Of Odary’s fiction, Evans wrote:

“‘Henna is Just Roots’ is gorgeous and haunting work, both a vibrant, giddy encapsulation of girlhood and childhood friendship and an account of atrocity and the trauma it leaves in its wake. The author’s accomplished sense of what to leave off of the page underscores what has been lost and how difficult it is to look directly at it, giving its characters what grace it can without losing sight of the weight of its subject matter.”

Gloria Mwaniga Odary is a writer and educator from Kenya currently pursuing an MFA in  creative writing at the University of Memphis. Her writing has won the Miles Morland Writing Scholarship and the African Land Policy Centre Story Prize, and she was longlisted for the 2024 Isele Nonfiction Prize and the 2023 Commonwealth Short Story Prize. Her work has appeared in or is forthcoming from Mukana Press, Isele Magazine, The Johannesburg Review of Books, The White Review, The Writivism Anthology, and elsewhere. She has published book reviews and author interviews in The East African and Daily Nation newspapers. Mwaniga has also written children’s books, school textbooks, and business feature stories. Her novel-in-progress is an adventure tale that follows a young female drifter growing up in small towns across Kenya.

Evans’s choice for the top nonfiction entry and the runner-up for the Georgia Review Prose Prize is Susan Li’s “Exterminations.” As Evans writes:

“‘Exterminations’ is beautifully rendered and brilliantly structured. With glittering clarity, the writer captures multiple forms of grief: the grief of emerging into an understanding of what the world is capable of, the grief of watching an addiction, the grief of losing a brother, the complicated grief that comes with freedom from particular familial roles or expectations. The ants that open and close the piece create a resonance and underscore the slippery sense of time that brings both reader and writer to a place simultaneously familiar and strange.”

Susan Li is a Chinese American writer with ancestral roots in Toisan. “Exterminations” is her first publication. She lives in New York City.

We would like to thank everyone who submitted to this year’s contest; the complete list of finalists can be found below. More information about the contest is available here. We look forward to reading work from both previous and first-time entrants when the next Georgia Review Prose Prize opens again on November 1, 2024.

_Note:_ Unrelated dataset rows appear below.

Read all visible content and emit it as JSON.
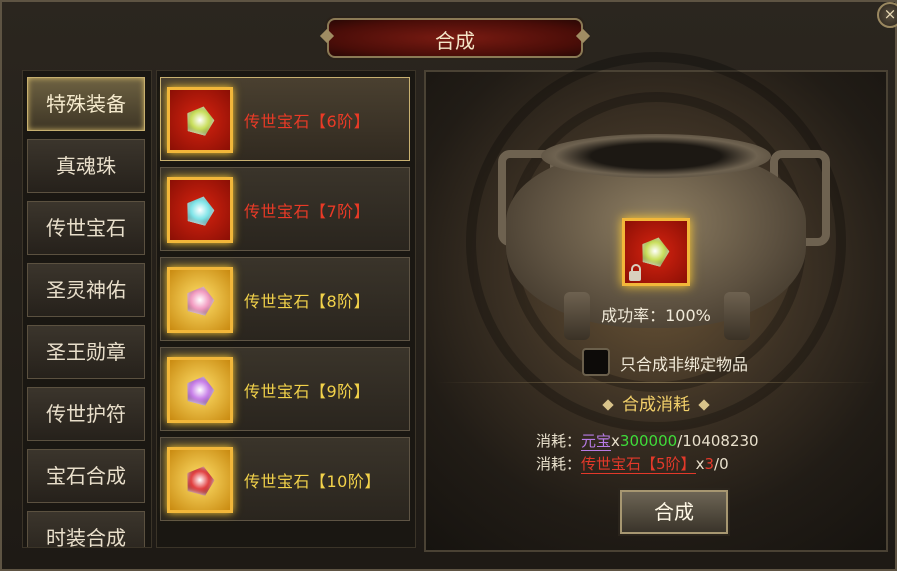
{
  "window": {
    "title": "合成",
    "close_label": "×"
  },
  "categories": [
    {
      "label": "特殊装备",
      "active": true
    },
    {
      "label": "真魂珠",
      "active": false
    },
    {
      "label": "传世宝石",
      "active": false
    },
    {
      "label": "圣灵神佑",
      "active": false
    },
    {
      "label": "圣王勋章",
      "active": false
    },
    {
      "label": "传世护符",
      "active": false
    },
    {
      "label": "宝石合成",
      "active": false
    },
    {
      "label": "时装合成",
      "active": false
    }
  ],
  "items": [
    {
      "name": "传世宝石【6阶】",
      "frame": "red",
      "gem_color": "#c8de5a",
      "active": true
    },
    {
      "name": "传世宝石【7阶】",
      "frame": "red",
      "gem_color": "#7fe4e8",
      "active": false
    },
    {
      "name": "传世宝石【8阶】",
      "frame": "gold",
      "gem_color": "#f29ac0",
      "active": false
    },
    {
      "name": "传世宝石【9阶】",
      "frame": "gold",
      "gem_color": "#c77ee8",
      "active": false
    },
    {
      "name": "传世宝石【10阶】",
      "frame": "gold",
      "gem_color": "#e24040",
      "active": false
    }
  ],
  "result": {
    "gem_color": "#c8de5a",
    "success_rate": "成功率：100%",
    "only_unbound_label": "只合成非绑定物品",
    "only_unbound_checked": false
  },
  "cost": {
    "header": "合成消耗",
    "prefix": "消耗：",
    "lines": [
      {
        "name": "元宝",
        "x": "x",
        "need": "300000",
        "sep": "/",
        "have": "10408230"
      },
      {
        "name": "传世宝石【5阶】",
        "x": "x",
        "need": "3",
        "sep": "/",
        "have": "0"
      }
    ]
  },
  "craft_button": "合成",
  "colors": {
    "accent_gold": "#f2b73a",
    "name_red": "#ea3a26",
    "name_gold": "#f2d24a",
    "ok_green": "#3fdc3a"
  }
}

The Georgia Review Prose Prize Winner and Finalists

Winner: “Henna Is Just Roots” by Gloria Mwaniga Odary

Runner-up: “Exterminations” by Susan Li

Finalists:   “Survival Meal: A One Woman Show” by Azaria Brown

“What Must Be Will Be” by Olivia Cheng

“Pangea Ultima” by Monica Judge

“Let Air Remain Air” by Lilly Nguyen

“Burning Ring” by Debra Nystrom

“Counterparts” by Randolph Thomas

“Roleplay” by Qianze Zhang

“The Other Boys” by EY Zhao